he, with a regretful pathos in his voice; "but I ain't
got none but these."
But the other boys told him the fine clothes would
come fast enough, after they should have begun their
adventures. They made him understand that his poor
rags would do to begin with, though it was customary
for wealthy pirates to start with a proper wardrobe.
Gradually their talk died out and drowsiness began
to steal upon the eyelids of the little waifs. The pipe
dropped from the fingers of the Red-Handed, and he
slept the sleep of the conscience-free and the weary.
The Terror of the Seas and the Black Avenger of the
Spanish Main had more difficulty in getting to sleep.
They said their prayers inwardly, and lying down, since
there was nobody there with authority to make them
kneel and recite aloud; in truth, they had a mind not
to say them at all, but they were afraid to proceed to
such lengths as that, lest they might call down a sudden
and special thunderbolt from heaven. Then at once
they reached and hovered upon the imminent verge of
sleep -- but an intruder came, now, that would not
"down." It was conscience.

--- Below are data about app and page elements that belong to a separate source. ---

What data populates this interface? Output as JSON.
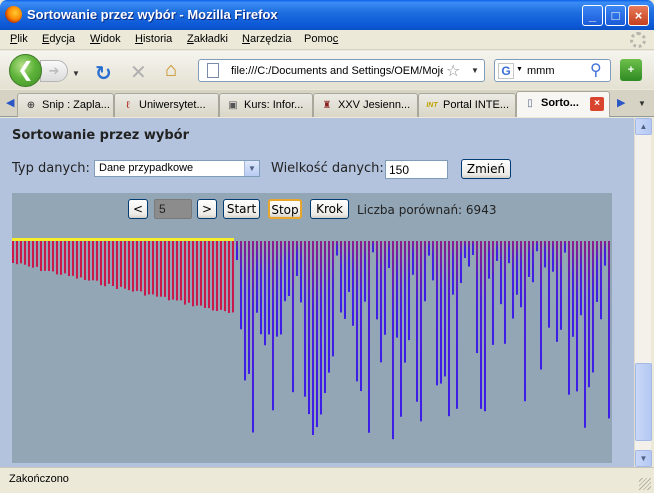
{
  "window": {
    "title": "Sortowanie przez wybór - Mozilla Firefox",
    "controls": [
      "_",
      "□",
      "×"
    ]
  },
  "menu": {
    "items": [
      {
        "pre": "",
        "u": "P",
        "post": "lik"
      },
      {
        "pre": "",
        "u": "E",
        "post": "dycja"
      },
      {
        "pre": "",
        "u": "W",
        "post": "idok"
      },
      {
        "pre": "",
        "u": "H",
        "post": "istoria"
      },
      {
        "pre": "",
        "u": "Z",
        "post": "akładki"
      },
      {
        "pre": "",
        "u": "N",
        "post": "arzędzia"
      },
      {
        "pre": "Pomo",
        "u": "c",
        "post": ""
      }
    ]
  },
  "navbar": {
    "url": "file:///C:/Documents and Settings/OEM/Moje",
    "search_value": "mmm",
    "search_engine_icon": "G"
  },
  "tabs": [
    {
      "label": "Snip : Zapla...",
      "icon": "crosshair-icon",
      "glyph": "⊕",
      "color": "#222"
    },
    {
      "label": "Uniwersytet...",
      "icon": "university-logo-icon",
      "glyph": "ℓ",
      "color": "#b0281e"
    },
    {
      "label": "Kurs: Infor...",
      "icon": "course-icon",
      "glyph": "▣",
      "color": "#555"
    },
    {
      "label": "XXV Jesienn...",
      "icon": "building-icon",
      "glyph": "♜",
      "color": "#8a2020"
    },
    {
      "label": "Portal INTE...",
      "icon": "int-logo-icon",
      "glyph": "INT",
      "color": "#c0a000"
    },
    {
      "label": "Sorto...",
      "icon": "page-icon",
      "glyph": "▯",
      "color": "#5a6a8a",
      "active": true
    }
  ],
  "page": {
    "title": "Sortowanie przez wybór",
    "data_type_label": "Typ danych:",
    "data_type_value": "Dane przypadkowe",
    "data_size_label": "Wielkość danych:",
    "data_size_value": "150",
    "change_button": "Zmień"
  },
  "controls": {
    "prev": "<",
    "step_value": "5",
    "next": ">",
    "start": "Start",
    "stop": "Stop",
    "step": "Krok",
    "comparisons_label": "Liczba porównań:",
    "comparisons_value": "6943"
  },
  "colors": {
    "sorted_bar": "#c8184c",
    "unsorted_bar": "#4a1ed8",
    "sorted_marker": "#f7ee2a",
    "canvas_bg": "#93a6b5",
    "content_bg": "#b3c3dd"
  },
  "status": {
    "text": "Zakończono"
  }
}
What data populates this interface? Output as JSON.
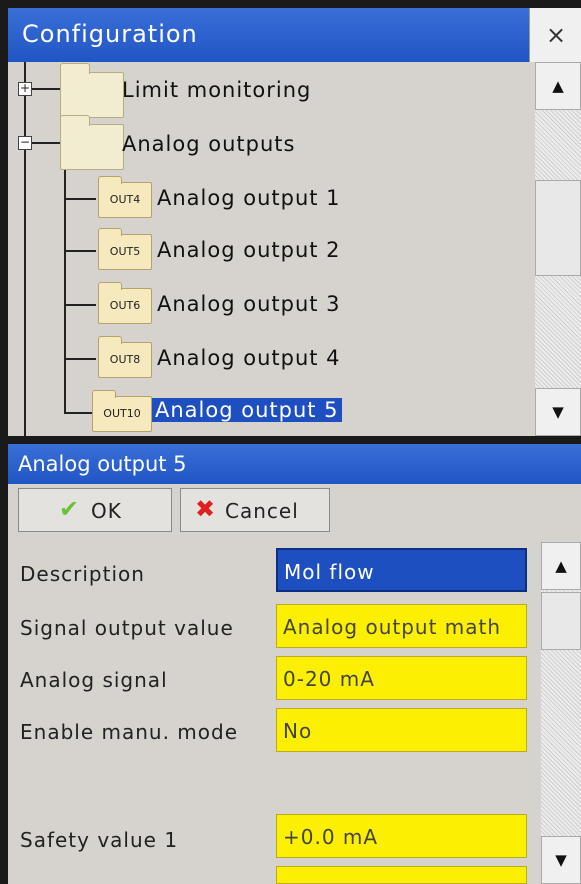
{
  "config_window": {
    "title": "Configuration",
    "close_label": "×",
    "tree": {
      "limit_monitoring": "Limit monitoring",
      "analog_outputs": "Analog outputs",
      "items": [
        {
          "tag": "OUT4",
          "label": "Analog output 1"
        },
        {
          "tag": "OUT5",
          "label": "Analog output 2"
        },
        {
          "tag": "OUT6",
          "label": "Analog output 3"
        },
        {
          "tag": "OUT8",
          "label": "Analog output 4"
        },
        {
          "tag": "OUT10",
          "label": "Analog output 5"
        }
      ],
      "expand_symbol": "+",
      "collapse_symbol": "−"
    },
    "scroll_up": "▲",
    "scroll_down": "▼"
  },
  "dialog": {
    "title": "Analog output 5",
    "ok_label": "OK",
    "ok_icon": "✔",
    "cancel_label": "Cancel",
    "cancel_icon": "✖",
    "rows": [
      {
        "label": "Description",
        "value": "Mol flow"
      },
      {
        "label": "Signal output value",
        "value": "Analog output math"
      },
      {
        "label": "Analog signal",
        "value": "0-20 mA"
      },
      {
        "label": "Enable manu. mode",
        "value": "No"
      },
      {
        "label": "Safety value 1",
        "value": "+0.0 mA"
      }
    ],
    "scroll_up": "▲",
    "scroll_down": "▼"
  },
  "icons": {
    "close": "close-icon",
    "ok": "checkmark-icon",
    "cancel": "x-icon",
    "folder": "folder-icon"
  },
  "colors": {
    "titlebar": "#2a60cc",
    "selection": "#1d4fc1",
    "field_yellow": "#fcf000",
    "ok_green": "#6bc23a",
    "cancel_red": "#e02020"
  }
}
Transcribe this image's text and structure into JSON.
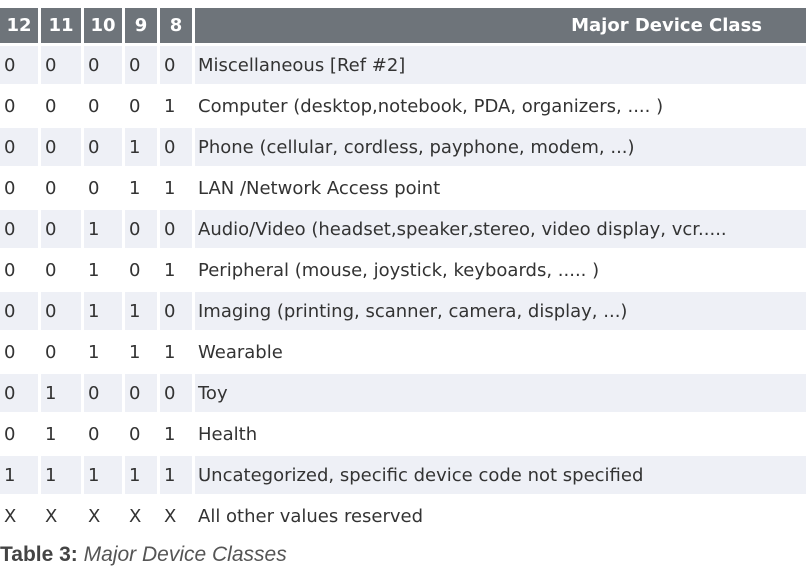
{
  "table": {
    "headers": [
      "12",
      "11",
      "10",
      "9",
      "8",
      "Major Device Class"
    ],
    "rows": [
      {
        "bits": [
          "0",
          "0",
          "0",
          "0",
          "0"
        ],
        "desc": "Miscellaneous [Ref #2]"
      },
      {
        "bits": [
          "0",
          "0",
          "0",
          "0",
          "1"
        ],
        "desc": "Computer (desktop,notebook, PDA, organizers, .... )"
      },
      {
        "bits": [
          "0",
          "0",
          "0",
          "1",
          "0"
        ],
        "desc": "Phone (cellular, cordless, payphone, modem, ...)"
      },
      {
        "bits": [
          "0",
          "0",
          "0",
          "1",
          "1"
        ],
        "desc": "LAN /Network Access point"
      },
      {
        "bits": [
          "0",
          "0",
          "1",
          "0",
          "0"
        ],
        "desc": "Audio/Video (headset,speaker,stereo, video display, vcr....."
      },
      {
        "bits": [
          "0",
          "0",
          "1",
          "0",
          "1"
        ],
        "desc": "Peripheral (mouse, joystick, keyboards, ..... )"
      },
      {
        "bits": [
          "0",
          "0",
          "1",
          "1",
          "0"
        ],
        "desc": "Imaging (printing, scanner, camera, display, ...)"
      },
      {
        "bits": [
          "0",
          "0",
          "1",
          "1",
          "1"
        ],
        "desc": "Wearable"
      },
      {
        "bits": [
          "0",
          "1",
          "0",
          "0",
          "0"
        ],
        "desc": "Toy"
      },
      {
        "bits": [
          "0",
          "1",
          "0",
          "0",
          "1"
        ],
        "desc": "Health"
      },
      {
        "bits": [
          "1",
          "1",
          "1",
          "1",
          "1"
        ],
        "desc": "Uncategorized, specific device code not specified"
      },
      {
        "bits": [
          "X",
          "X",
          "X",
          "X",
          "X"
        ],
        "desc": "All other values reserved"
      }
    ]
  },
  "caption": {
    "label": "Table 3:",
    "text": "Major Device Classes"
  },
  "colors": {
    "header_bg": "#6e747a",
    "header_text": "#ffffff",
    "row_shaded": "#eef0f6",
    "row_plain": "#ffffff"
  }
}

They began to feel a
vague fear that they had been doing wrong to run
away; and next they thought of the stolen meat, and
then the real torture came. They tried to argue it
away by reminding conscience that they had purloined
sweetmeats and apples scores of times; but conscience
was not to be appeased by such thin plausibilities;
it seemed to them, in the end, that there was no getting
around the stubborn fact that taking sweetmeats was
only "hooking," while taking bacon and hams and
such valuables was plain simple stealing -- and there was
a command against that in the Bible. So they inwardly
resolved that so long as they remained in the business,
their piracies should not again be sullied with the crime
of stealing. Then conscience granted a truce, and
these curiously inconsistent pirates fell peacefully to